### [PROVIDED MATERIAL]
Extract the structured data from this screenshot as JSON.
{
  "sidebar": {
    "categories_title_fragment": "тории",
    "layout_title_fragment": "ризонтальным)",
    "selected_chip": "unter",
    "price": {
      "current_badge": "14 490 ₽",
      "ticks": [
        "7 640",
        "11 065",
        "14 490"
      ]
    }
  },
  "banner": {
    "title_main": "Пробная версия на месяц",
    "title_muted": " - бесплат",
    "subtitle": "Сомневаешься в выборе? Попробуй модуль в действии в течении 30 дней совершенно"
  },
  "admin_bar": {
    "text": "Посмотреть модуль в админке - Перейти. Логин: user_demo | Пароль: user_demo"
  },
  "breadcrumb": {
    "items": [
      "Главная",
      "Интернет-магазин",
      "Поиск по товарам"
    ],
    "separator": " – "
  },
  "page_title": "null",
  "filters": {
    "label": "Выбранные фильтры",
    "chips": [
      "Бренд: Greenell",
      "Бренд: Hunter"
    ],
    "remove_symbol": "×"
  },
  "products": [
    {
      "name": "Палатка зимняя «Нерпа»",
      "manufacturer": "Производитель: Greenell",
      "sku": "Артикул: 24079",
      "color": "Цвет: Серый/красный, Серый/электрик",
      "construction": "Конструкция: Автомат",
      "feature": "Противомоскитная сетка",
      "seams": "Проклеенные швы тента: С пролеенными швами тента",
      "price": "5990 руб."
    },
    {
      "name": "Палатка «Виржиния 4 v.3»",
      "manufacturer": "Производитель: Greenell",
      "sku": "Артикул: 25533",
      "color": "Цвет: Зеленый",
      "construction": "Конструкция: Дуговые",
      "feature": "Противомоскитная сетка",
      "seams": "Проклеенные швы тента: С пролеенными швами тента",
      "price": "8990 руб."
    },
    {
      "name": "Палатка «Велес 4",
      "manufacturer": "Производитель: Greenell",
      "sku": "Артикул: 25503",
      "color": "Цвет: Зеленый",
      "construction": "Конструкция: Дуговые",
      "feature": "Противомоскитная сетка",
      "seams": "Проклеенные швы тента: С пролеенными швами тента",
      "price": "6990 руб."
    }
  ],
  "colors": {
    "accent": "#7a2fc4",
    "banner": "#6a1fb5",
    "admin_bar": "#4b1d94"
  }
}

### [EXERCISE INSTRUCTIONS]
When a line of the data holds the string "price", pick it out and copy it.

### [ANSWER TO THIS EXERCISE]
    "price": {
      "price": "5990 руб."
      "price": "8990 руб."
      "price": "6990 руб."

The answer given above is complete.